A new report and online database released Wednesday provide a national snapshot of how states are working to prepare students for college, showing how California’s “college readiness” policies stack up against those in other states.
The Blueprint for College Readiness from the Education Commission of the States provides a look at where states stand in implementing what the report calls the 10 most “critical” policies that promote college readiness and success.
Those policies include whether states have college readiness standards and assessments in place at high schools, and whether graduation requirements match statewide college admissions requirements, among other policies. At the post-secondary level, the report looked at statewide remediation and college placement policies, as well as practices for transferring from community college to a four-year university.
California has adopted five of the 10 policies, the blueprint says. That’s on par with about 15 other states; 32 other states and the District of Columbia have adopted six or more of the policies.
California is among states that have adopted the Common Core State Standards in math and English, which identify preparing students for college and careers among their goals, and has built measures of college preparation into school accountability systems, the report said. Yet statewide high school graduation requirements do not match admission requirements at state universities, and California does not have a statewide definition of college and career readiness that is recognized by high schools and colleges.
“A definition could provide a backbone for the state to align its high school and higher education benchmarks to help secondary – and even elementary – teachers outline the knowledge and skills students will need to demonstrate college and career readiness by high school graduation,” the report said.
In California, a statewide advisory group is working to define best measures of college and career readiness as part of efforts to incorporate those standards into the Academic Performance Index for schools.
The Education Commission of the States is a national nonpartisan research and policy organization made up of representatives from all the states. Its goal is to provide “unbiased advice and create opportunities for state leaders to learn from one another.”
The blueprint is intended to help education and policy officials understand the reforms taking place in their states, the commission said.
“In a glance, you can now see where states are strong and where opportunities for improvement exist,” commission President Jeremy Anderson said in a statement.
The blueprint examined four policy areas at the high school level and four at the post-secondary level, as well as two “bridge” policies authors said impact both high school and higher education. Areas examined were:

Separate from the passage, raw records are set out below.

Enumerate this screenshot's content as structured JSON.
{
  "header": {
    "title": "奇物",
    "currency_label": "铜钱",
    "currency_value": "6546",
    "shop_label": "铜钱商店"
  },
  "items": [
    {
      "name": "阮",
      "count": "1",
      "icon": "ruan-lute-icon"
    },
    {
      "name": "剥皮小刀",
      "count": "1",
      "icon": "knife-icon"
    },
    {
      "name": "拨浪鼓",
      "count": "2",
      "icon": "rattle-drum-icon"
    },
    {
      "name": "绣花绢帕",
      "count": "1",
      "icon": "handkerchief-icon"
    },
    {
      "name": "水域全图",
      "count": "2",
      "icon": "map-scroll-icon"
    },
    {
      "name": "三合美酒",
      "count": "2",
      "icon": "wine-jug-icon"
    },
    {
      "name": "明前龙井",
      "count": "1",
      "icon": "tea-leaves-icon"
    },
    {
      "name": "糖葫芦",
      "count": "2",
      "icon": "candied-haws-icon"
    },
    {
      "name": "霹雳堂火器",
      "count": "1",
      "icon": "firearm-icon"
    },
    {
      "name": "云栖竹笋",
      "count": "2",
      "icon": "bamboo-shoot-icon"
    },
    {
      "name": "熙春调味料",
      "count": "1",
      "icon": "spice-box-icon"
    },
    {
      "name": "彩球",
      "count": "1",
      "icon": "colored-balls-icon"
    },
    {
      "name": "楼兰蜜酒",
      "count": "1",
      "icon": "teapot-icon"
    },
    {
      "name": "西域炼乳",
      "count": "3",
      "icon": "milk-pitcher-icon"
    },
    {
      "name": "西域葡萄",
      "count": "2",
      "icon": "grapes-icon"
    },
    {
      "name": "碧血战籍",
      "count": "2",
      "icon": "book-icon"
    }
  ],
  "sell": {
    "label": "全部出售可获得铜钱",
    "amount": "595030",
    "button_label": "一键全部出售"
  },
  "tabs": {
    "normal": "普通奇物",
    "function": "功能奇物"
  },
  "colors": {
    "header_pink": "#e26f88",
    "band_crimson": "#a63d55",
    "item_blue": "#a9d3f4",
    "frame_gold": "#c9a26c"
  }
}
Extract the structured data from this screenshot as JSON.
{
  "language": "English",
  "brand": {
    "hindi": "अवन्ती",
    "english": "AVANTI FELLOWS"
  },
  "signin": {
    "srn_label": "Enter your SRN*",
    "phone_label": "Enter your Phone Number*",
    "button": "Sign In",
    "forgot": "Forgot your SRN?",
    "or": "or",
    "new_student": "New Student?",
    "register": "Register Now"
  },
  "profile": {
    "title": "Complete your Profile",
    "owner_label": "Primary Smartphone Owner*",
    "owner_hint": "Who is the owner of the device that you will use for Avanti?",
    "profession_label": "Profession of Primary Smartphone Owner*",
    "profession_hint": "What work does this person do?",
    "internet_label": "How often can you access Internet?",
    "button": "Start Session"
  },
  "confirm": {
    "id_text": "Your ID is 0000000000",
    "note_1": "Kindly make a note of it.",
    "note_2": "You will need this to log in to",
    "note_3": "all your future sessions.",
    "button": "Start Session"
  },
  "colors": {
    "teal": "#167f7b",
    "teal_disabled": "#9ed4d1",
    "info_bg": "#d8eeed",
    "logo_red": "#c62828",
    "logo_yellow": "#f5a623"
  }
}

- High school: Whether states have college readiness standards and college readiness assessments; whether graduation requirements match university admission standards; and measures for holding schools accountable for the standards;
- Post-secondary: Statewide admissions standards; statewide remedial and placement policies; transfer policies and accountability standards;
- Bridge: Whether states have a broadly understood definition of college and career readiness, and whether states have a data pipeline and process for reporting how well schools and colleges are meeting the standards.
We need your help ...
Unlike many news outlets, EdSource does not secure its content behind a paywall. We believe that informing the largest possible audience about what is working in education — and what isn't — is far more important.
Once a year, however, we ask our readers to contribute as generously as they can so that we can do justice to reporting on a topic as vast and complex as California's education system — from early education to postsecondary success.
Thanks to support from several philanthropic foundations, EdSource is participating in NewsMatch. As a result, your tax-deductible gift to EdSource will be worth three times as much to us — and allow us to do more hard hitting, high-impact reporting that makes a difference. Don’t wait. Please make a contribution now.